Watch it for a few days. If the needle goes up and down in line with your local pressure readings (which you can get from the internet) then I'd say no servicing is necessary. If the needle does not move then either the aneroid chamber is perforated or the linkage has seized.
For calibration, there will be a screw somewhere accessible, probably on the rear. If the linkage has seized, the needle won't move when you adjust that screw.
I would add to what Nick and Simon have said that an aneroid barometer should make you acquire the habit of being an "instrument tapper." The motions and forces inside the readout of an aneroid barometer are so tiny that you need to tap the instrument a few times before you read it. Usually, you will find that as you tap, the needle settles down and stops moving around.
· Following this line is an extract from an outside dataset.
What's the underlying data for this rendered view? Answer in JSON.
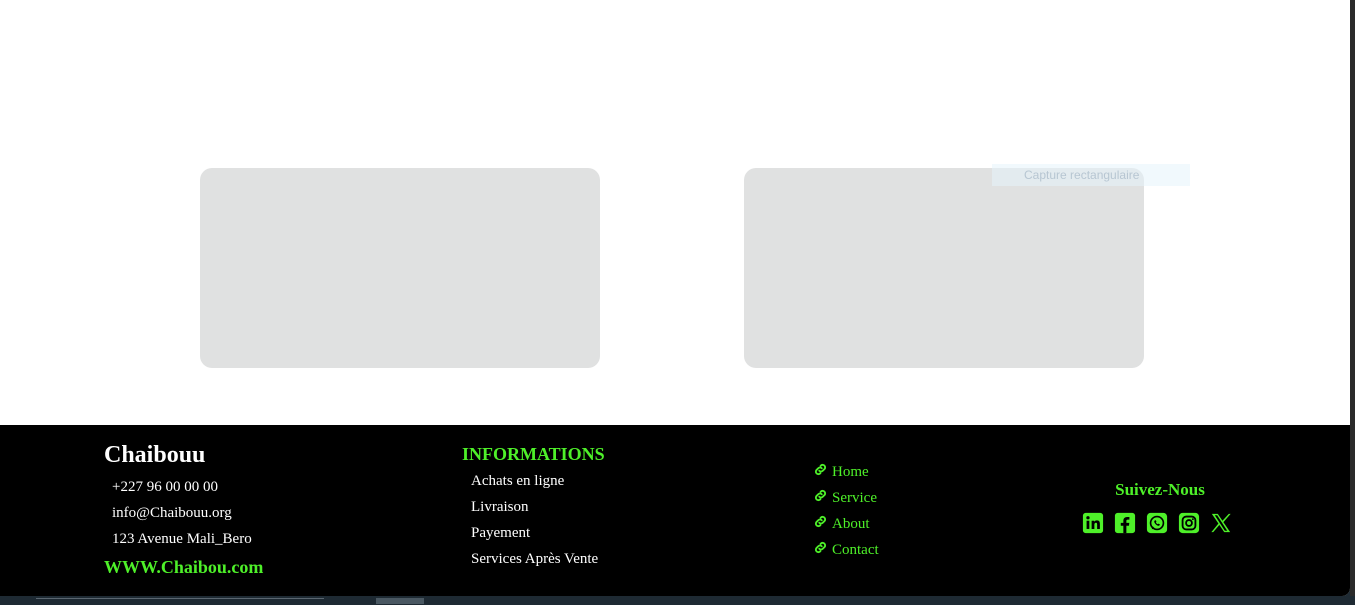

You may occasionally be surprised to find that the needle jumps quite a bit the first time you tap it. (Being an instrument tapper also is a good idea for many mechanical gauge readouts, like thermometers and hygrometers.)
Also a good idea not to be too dependent on your barometer for accurate comparisons with another source. Barometric pressure varies from place to place. The place where your smart phone gets its pressure reading might be quite different from your "local" reading. I have a local airport with a weather bureau station quite near me, and check readings with them via their website. Rarely do they match my barometer(s) exactly, but I don't assume that my barometers are malfunctioning because of that.
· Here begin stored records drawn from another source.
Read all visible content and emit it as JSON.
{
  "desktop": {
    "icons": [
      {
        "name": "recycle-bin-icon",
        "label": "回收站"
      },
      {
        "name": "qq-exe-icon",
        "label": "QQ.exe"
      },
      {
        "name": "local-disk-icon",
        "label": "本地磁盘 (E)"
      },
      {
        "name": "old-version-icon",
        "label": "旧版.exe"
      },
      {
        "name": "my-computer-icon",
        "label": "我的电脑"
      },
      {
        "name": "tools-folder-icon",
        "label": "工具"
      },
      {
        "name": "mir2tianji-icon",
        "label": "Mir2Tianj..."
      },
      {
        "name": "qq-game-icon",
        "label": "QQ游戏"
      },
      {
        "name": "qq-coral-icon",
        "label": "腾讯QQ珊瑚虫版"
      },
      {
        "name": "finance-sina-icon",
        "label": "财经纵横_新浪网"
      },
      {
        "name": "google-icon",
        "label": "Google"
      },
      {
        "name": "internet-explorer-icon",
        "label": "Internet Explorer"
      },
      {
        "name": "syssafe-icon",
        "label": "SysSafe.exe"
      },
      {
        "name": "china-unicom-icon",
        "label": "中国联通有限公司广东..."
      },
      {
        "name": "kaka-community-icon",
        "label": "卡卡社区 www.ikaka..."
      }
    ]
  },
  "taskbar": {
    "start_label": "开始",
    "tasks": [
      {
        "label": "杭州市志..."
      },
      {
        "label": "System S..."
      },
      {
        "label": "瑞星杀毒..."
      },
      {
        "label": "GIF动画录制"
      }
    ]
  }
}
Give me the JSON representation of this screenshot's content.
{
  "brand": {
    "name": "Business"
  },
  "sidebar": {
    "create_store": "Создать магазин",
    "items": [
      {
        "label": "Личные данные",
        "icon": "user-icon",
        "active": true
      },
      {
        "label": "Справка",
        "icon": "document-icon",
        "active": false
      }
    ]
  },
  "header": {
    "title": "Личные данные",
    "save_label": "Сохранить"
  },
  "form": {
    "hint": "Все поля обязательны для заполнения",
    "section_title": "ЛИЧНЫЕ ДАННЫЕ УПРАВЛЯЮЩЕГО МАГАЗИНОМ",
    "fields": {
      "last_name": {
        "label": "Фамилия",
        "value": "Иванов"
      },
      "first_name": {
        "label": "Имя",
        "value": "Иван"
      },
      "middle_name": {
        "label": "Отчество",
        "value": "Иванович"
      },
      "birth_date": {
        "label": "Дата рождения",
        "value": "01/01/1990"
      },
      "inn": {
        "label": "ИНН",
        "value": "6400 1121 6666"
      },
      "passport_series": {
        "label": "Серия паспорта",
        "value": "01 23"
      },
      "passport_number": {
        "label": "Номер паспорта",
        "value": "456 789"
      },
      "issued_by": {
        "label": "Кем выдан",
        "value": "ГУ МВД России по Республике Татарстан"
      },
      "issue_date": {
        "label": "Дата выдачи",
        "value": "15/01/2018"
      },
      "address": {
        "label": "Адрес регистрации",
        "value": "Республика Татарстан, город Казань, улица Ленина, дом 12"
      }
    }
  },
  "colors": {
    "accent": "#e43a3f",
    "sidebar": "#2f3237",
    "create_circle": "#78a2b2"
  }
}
Sorry to see that the thermometer is missing. Note also that you have an altitude track. Surveyors used to use this type of instrument. It would be interesting to see the back and also to learn if the front bezel moves and adjusts the mechanism. In practice, you would adjust the pressure against a reliable standard, like a mercury barometer, then carry it to a new location. The altitude scale could then be used to tell you the difference in altitude at the two locations. But very frequent calibration is important for altitude measurements.
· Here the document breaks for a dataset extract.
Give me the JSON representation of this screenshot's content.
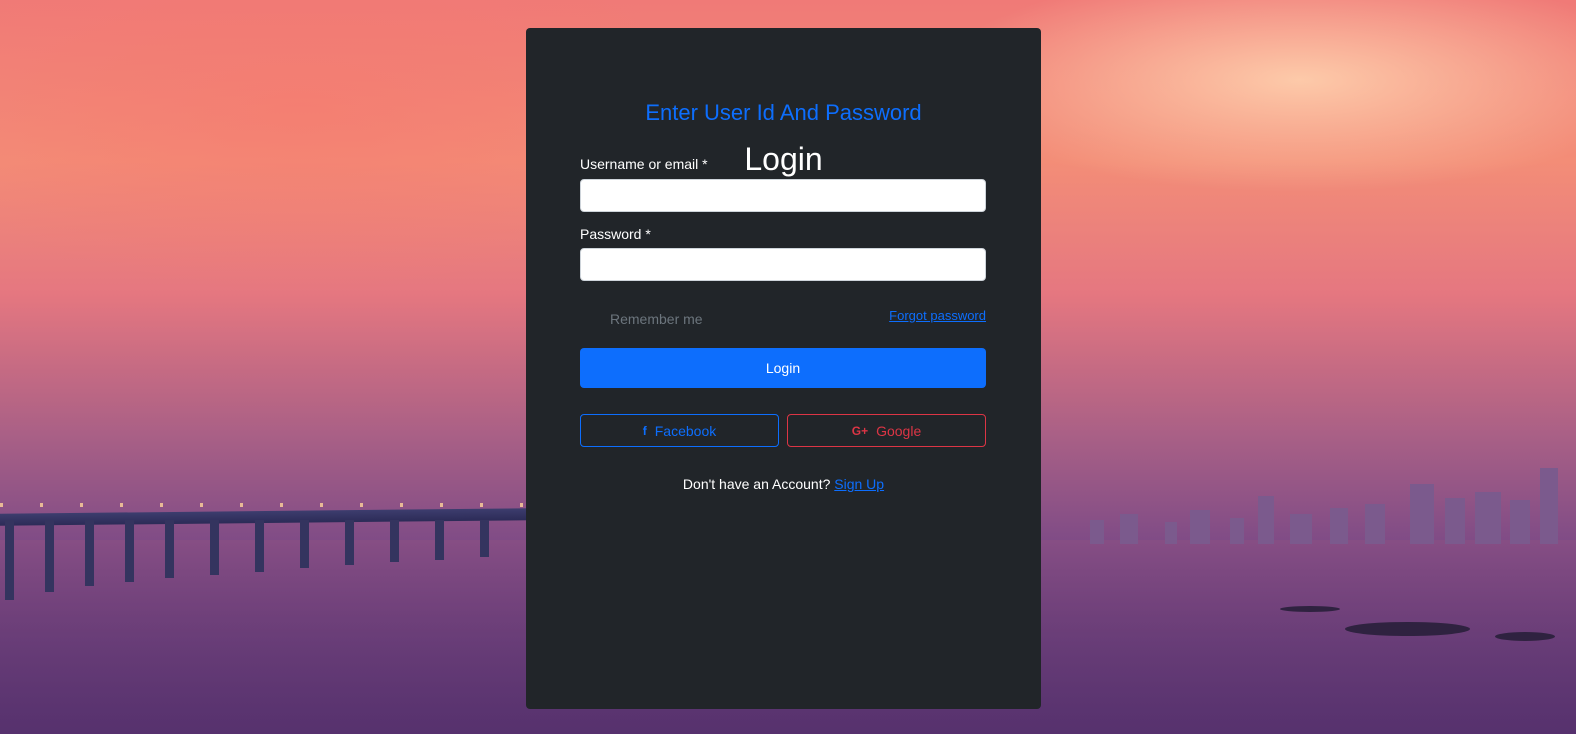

I was shocked at how easy it is to test them. The guy that has a shop full of them said to put it in a ziplock bag with as much air as you can, and then apply pressure to the bag and it should cause the needle to move. I tried it on 3 of mine and they all worked. The bad thing is where i live, theres never much change in pressure. Too boring to take up my wall space. lol
Your smartphone contains a sensor to provide barometric readings. It is sensitive enough to show the difference in barometric pressure between the top and bottom of a door frame. The resolution is far higher than any analogue barometer, either mercury or aneroid.
I always suggest it to teachers at school when teaching pressure. I use an app called phyphox to access the sensors on the phone.